* WHAT TO PRODUCE
The records below are to be repeated exactly, minus any pictures.
Top of EXCERPTED RECORDS
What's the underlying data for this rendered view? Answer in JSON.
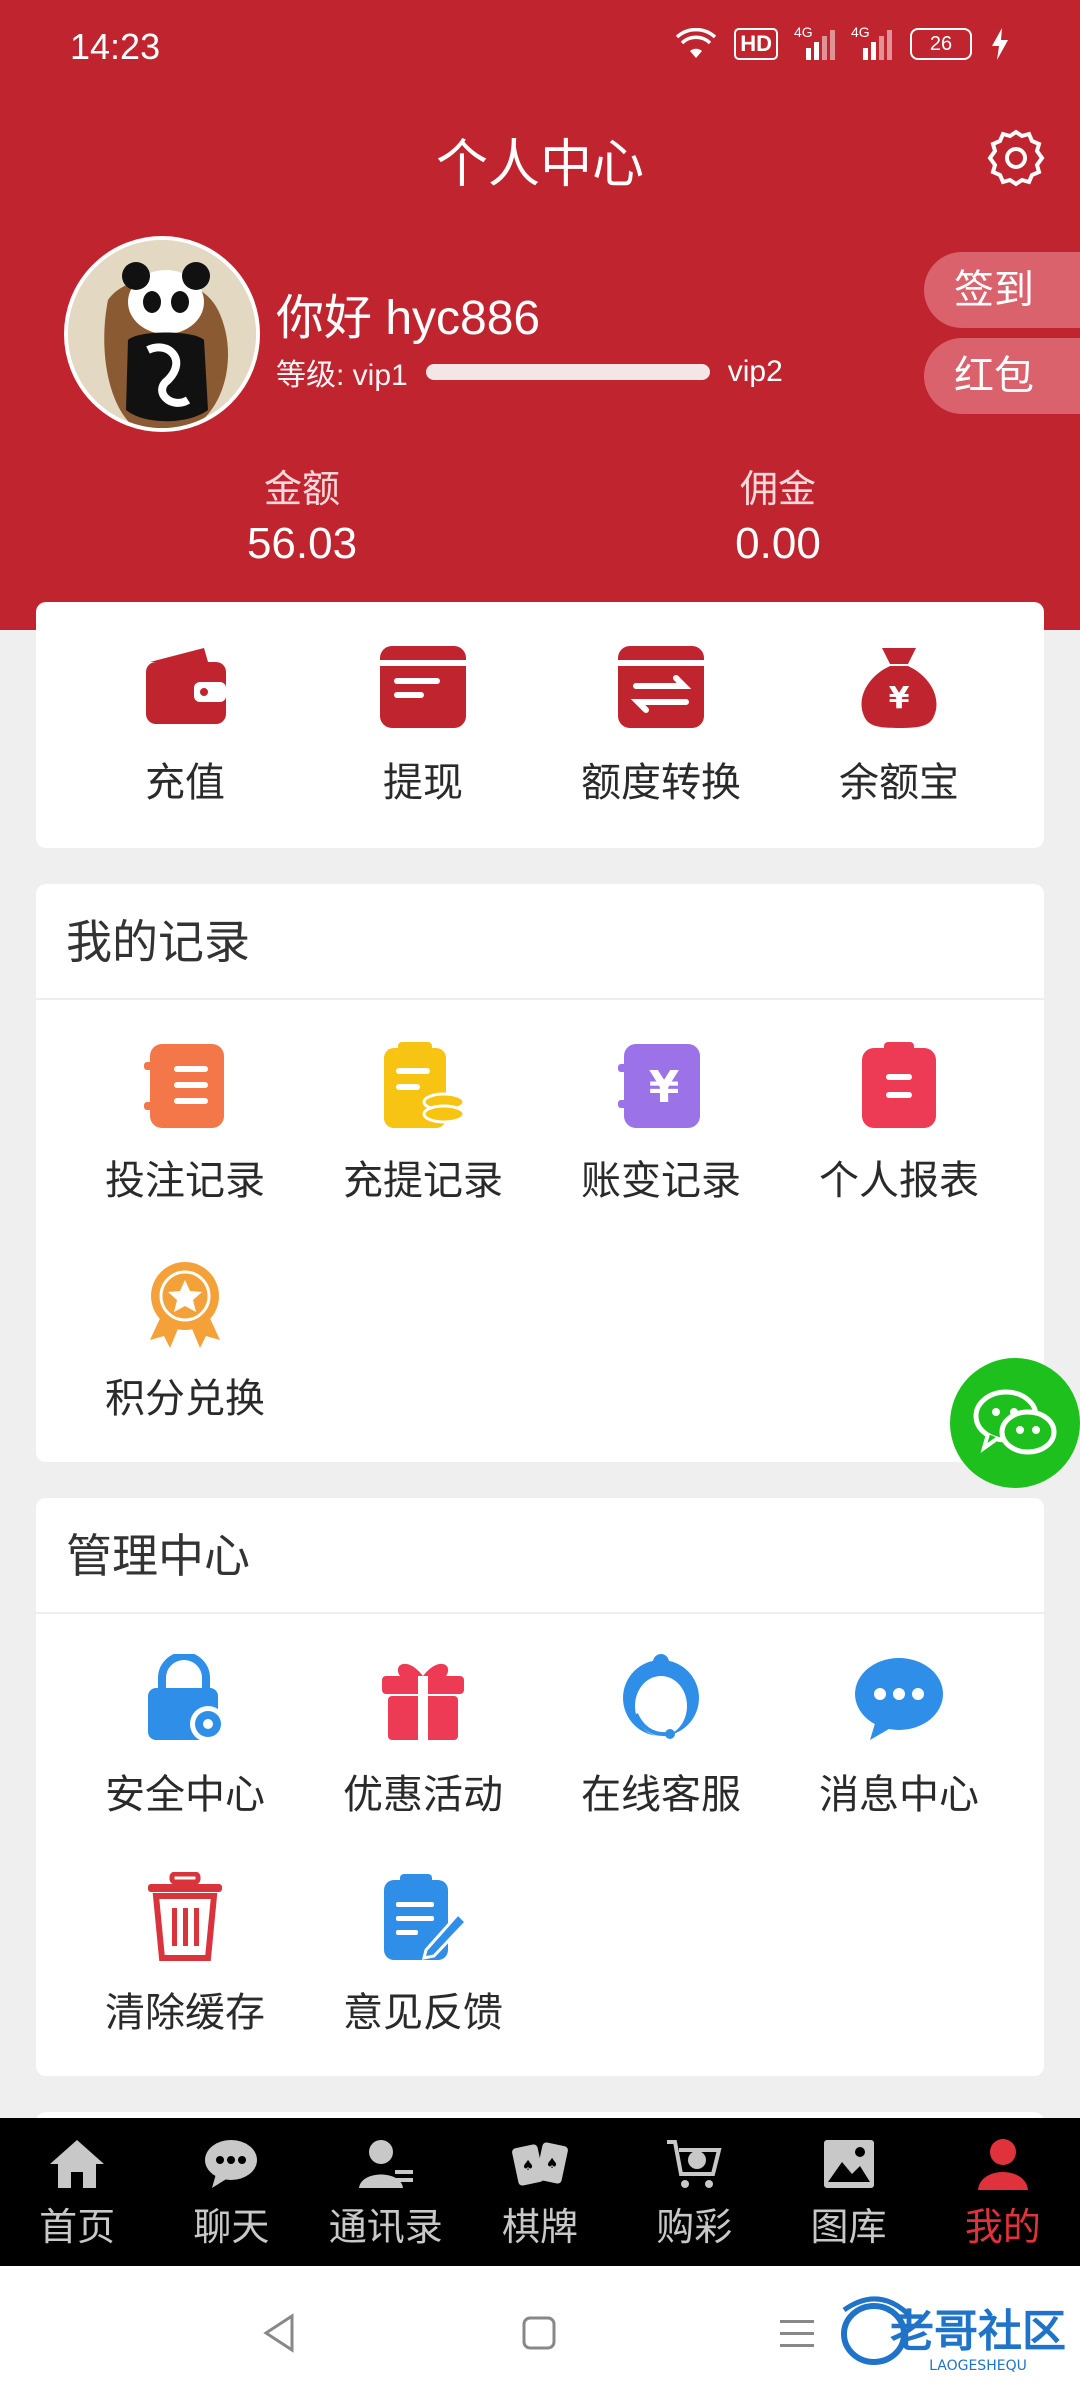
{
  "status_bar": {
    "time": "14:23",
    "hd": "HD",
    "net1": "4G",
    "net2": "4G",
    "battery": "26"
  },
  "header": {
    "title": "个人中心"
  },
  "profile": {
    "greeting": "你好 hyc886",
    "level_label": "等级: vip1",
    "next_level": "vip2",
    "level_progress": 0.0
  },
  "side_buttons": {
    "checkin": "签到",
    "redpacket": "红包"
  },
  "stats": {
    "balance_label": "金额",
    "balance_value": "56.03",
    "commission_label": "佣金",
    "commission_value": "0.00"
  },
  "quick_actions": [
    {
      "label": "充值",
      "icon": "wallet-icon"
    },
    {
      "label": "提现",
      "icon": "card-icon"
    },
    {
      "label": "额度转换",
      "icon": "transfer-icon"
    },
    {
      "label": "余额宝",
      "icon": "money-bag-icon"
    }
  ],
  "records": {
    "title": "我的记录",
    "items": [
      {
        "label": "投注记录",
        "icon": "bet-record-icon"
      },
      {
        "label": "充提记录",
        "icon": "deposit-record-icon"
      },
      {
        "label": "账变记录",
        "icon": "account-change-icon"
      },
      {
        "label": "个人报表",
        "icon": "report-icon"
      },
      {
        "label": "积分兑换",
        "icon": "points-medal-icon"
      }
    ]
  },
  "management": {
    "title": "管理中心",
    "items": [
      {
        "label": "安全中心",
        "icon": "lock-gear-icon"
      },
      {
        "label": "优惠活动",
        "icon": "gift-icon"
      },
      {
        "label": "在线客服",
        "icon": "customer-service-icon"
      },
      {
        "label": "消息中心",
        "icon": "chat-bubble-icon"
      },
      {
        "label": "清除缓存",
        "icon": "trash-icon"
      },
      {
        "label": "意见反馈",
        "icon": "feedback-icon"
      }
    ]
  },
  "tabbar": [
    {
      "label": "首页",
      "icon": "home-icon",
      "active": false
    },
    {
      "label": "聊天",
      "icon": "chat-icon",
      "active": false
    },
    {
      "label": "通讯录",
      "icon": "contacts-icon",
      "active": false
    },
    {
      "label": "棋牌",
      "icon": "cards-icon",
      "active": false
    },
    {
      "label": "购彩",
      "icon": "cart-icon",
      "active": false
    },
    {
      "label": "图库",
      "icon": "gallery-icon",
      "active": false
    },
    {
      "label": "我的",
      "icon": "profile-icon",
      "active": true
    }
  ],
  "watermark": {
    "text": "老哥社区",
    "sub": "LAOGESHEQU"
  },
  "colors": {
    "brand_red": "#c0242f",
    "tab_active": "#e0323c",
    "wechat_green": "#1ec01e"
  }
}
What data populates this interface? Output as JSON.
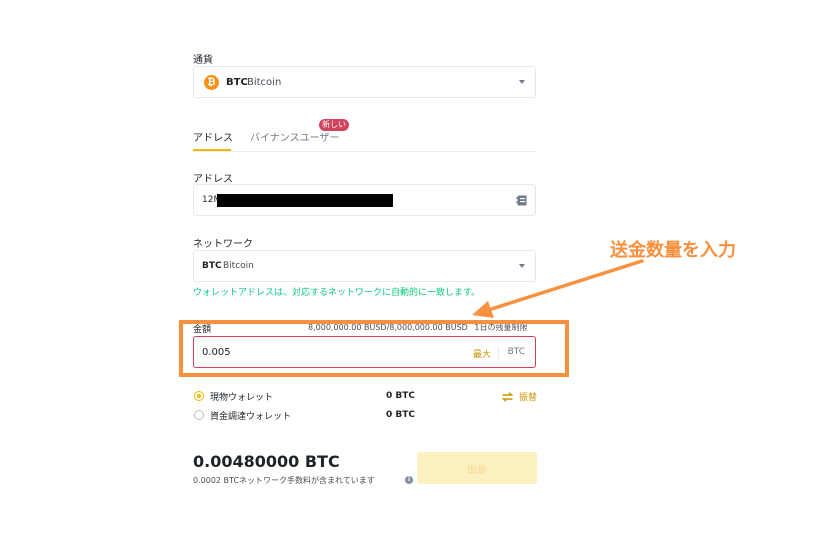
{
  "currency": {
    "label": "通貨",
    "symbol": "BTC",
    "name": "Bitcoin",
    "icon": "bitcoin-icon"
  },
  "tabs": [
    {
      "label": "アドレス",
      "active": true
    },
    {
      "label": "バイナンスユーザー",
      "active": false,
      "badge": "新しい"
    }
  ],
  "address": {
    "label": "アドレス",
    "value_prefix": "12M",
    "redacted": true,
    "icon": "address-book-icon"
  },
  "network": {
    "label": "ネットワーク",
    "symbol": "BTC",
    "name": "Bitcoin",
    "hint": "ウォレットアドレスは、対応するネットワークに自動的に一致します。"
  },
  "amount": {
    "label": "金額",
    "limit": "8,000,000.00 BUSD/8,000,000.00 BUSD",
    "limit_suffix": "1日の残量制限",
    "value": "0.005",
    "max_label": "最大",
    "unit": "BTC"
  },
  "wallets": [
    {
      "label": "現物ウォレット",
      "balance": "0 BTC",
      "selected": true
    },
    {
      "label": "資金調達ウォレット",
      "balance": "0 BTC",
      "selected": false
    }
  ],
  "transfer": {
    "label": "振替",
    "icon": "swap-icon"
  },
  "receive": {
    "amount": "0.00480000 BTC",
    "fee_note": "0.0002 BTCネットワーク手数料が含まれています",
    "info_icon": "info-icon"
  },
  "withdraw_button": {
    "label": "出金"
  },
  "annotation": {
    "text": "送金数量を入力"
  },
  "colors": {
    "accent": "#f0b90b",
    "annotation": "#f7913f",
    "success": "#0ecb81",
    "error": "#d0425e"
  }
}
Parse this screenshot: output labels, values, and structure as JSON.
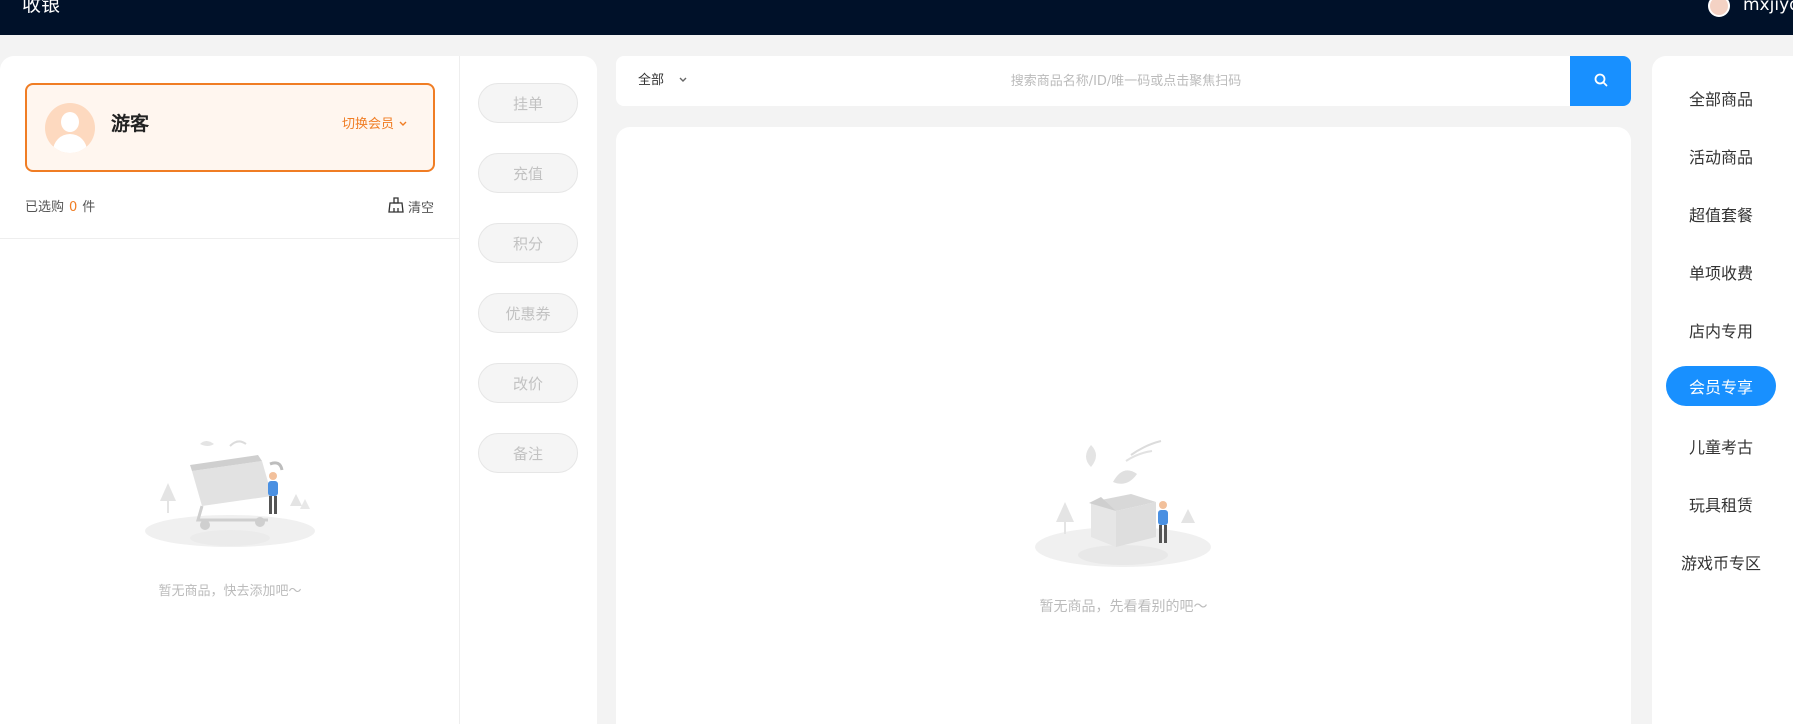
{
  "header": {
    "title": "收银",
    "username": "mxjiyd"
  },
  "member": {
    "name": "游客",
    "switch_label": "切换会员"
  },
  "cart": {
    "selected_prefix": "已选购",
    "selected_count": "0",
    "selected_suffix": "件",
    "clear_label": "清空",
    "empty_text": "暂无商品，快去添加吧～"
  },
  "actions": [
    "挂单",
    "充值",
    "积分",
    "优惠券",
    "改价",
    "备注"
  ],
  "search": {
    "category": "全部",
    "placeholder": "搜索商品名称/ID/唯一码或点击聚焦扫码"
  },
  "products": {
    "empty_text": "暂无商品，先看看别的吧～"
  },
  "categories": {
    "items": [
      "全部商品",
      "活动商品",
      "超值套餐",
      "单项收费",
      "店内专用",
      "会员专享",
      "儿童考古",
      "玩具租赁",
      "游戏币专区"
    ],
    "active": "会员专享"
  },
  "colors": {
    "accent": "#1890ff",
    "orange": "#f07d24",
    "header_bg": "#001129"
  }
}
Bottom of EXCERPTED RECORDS
* TASK RESULT
What's the underlying data for this rendered view? Answer in JSON.
{
  "status_bar": {
    "time": "14:23",
    "hd": "HD",
    "net1": "4G",
    "net2": "4G",
    "battery": "26"
  },
  "header": {
    "title": "个人中心"
  },
  "profile": {
    "greeting": "你好 hyc886",
    "level_label": "等级: vip1",
    "next_level": "vip2",
    "level_progress": 0.0
  },
  "side_buttons": {
    "checkin": "签到",
    "redpacket": "红包"
  },
  "stats": {
    "balance_label": "金额",
    "balance_value": "56.03",
    "commission_label": "佣金",
    "commission_value": "0.00"
  },
  "quick_actions": [
    {
      "label": "充值",
      "icon": "wallet-icon"
    },
    {
      "label": "提现",
      "icon": "card-icon"
    },
    {
      "label": "额度转换",
      "icon": "transfer-icon"
    },
    {
      "label": "余额宝",
      "icon": "money-bag-icon"
    }
  ],
  "records": {
    "title": "我的记录",
    "items": [
      {
        "label": "投注记录",
        "icon": "bet-record-icon"
      },
      {
        "label": "充提记录",
        "icon": "deposit-record-icon"
      },
      {
        "label": "账变记录",
        "icon": "account-change-icon"
      },
      {
        "label": "个人报表",
        "icon": "report-icon"
      },
      {
        "label": "积分兑换",
        "icon": "points-medal-icon"
      }
    ]
  },
  "management": {
    "title": "管理中心",
    "items": [
      {
        "label": "安全中心",
        "icon": "lock-gear-icon"
      },
      {
        "label": "优惠活动",
        "icon": "gift-icon"
      },
      {
        "label": "在线客服",
        "icon": "customer-service-icon"
      },
      {
        "label": "消息中心",
        "icon": "chat-bubble-icon"
      },
      {
        "label": "清除缓存",
        "icon": "trash-icon"
      },
      {
        "label": "意见反馈",
        "icon": "feedback-icon"
      }
    ]
  },
  "tabbar": [
    {
      "label": "首页",
      "icon": "home-icon",
      "active": false
    },
    {
      "label": "聊天",
      "icon": "chat-icon",
      "active": false
    },
    {
      "label": "通讯录",
      "icon": "contacts-icon",
      "active": false
    },
    {
      "label": "棋牌",
      "icon": "cards-icon",
      "active": false
    },
    {
      "label": "购彩",
      "icon": "cart-icon",
      "active": false
    },
    {
      "label": "图库",
      "icon": "gallery-icon",
      "active": false
    },
    {
      "label": "我的",
      "icon": "profile-icon",
      "active": true
    }
  ],
  "watermark": {
    "text": "老哥社区",
    "sub": "LAOGESHEQU"
  },
  "colors": {
    "brand_red": "#c0242f",
    "tab_active": "#e0323c",
    "wechat_green": "#1ec01e"
  }
}
What data populates this interface? Output as JSON.
{
  "currency": {
    "label": "通貨",
    "symbol": "BTC",
    "name": "Bitcoin",
    "icon": "bitcoin-icon"
  },
  "tabs": [
    {
      "label": "アドレス",
      "active": true
    },
    {
      "label": "バイナンスユーザー",
      "active": false,
      "badge": "新しい"
    }
  ],
  "address": {
    "label": "アドレス",
    "value_prefix": "12M",
    "redacted": true,
    "icon": "address-book-icon"
  },
  "network": {
    "label": "ネットワーク",
    "symbol": "BTC",
    "name": "Bitcoin",
    "hint": "ウォレットアドレスは、対応するネットワークに自動的に一致します。"
  },
  "amount": {
    "label": "金額",
    "limit": "8,000,000.00 BUSD/8,000,000.00 BUSD",
    "limit_suffix": "1日の残量制限",
    "value": "0.005",
    "max_label": "最大",
    "unit": "BTC"
  },
  "wallets": [
    {
      "label": "現物ウォレット",
      "balance": "0 BTC",
      "selected": true
    },
    {
      "label": "資金調達ウォレット",
      "balance": "0 BTC",
      "selected": false
    }
  ],
  "transfer": {
    "label": "振替",
    "icon": "swap-icon"
  },
  "receive": {
    "amount": "0.00480000 BTC",
    "fee_note": "0.0002 BTCネットワーク手数料が含まれています",
    "info_icon": "info-icon"
  },
  "withdraw_button": {
    "label": "出金"
  },
  "annotation": {
    "text": "送金数量を入力"
  },
  "colors": {
    "accent": "#f0b90b",
    "annotation": "#f7913f",
    "success": "#0ecb81",
    "error": "#d0425e"
  }
}
Parse this screenshot: output labels, values, and structure as JSON.
{
  "header": {
    "title": "收银",
    "username": "mxjiyd"
  },
  "member": {
    "name": "游客",
    "switch_label": "切换会员"
  },
  "cart": {
    "selected_prefix": "已选购",
    "selected_count": "0",
    "selected_suffix": "件",
    "clear_label": "清空",
    "empty_text": "暂无商品，快去添加吧～"
  },
  "actions": [
    "挂单",
    "充值",
    "积分",
    "优惠券",
    "改价",
    "备注"
  ],
  "search": {
    "category": "全部",
    "placeholder": "搜索商品名称/ID/唯一码或点击聚焦扫码"
  },
  "products": {
    "empty_text": "暂无商品，先看看别的吧～"
  },
  "categories": {
    "items": [
      "全部商品",
      "活动商品",
      "超值套餐",
      "单项收费",
      "店内专用",
      "会员专享",
      "儿童考古",
      "玩具租赁",
      "游戏币专区"
    ],
    "active": "会员专享"
  },
  "colors": {
    "accent": "#1890ff",
    "orange": "#f07d24",
    "header_bg": "#001129"
  }
}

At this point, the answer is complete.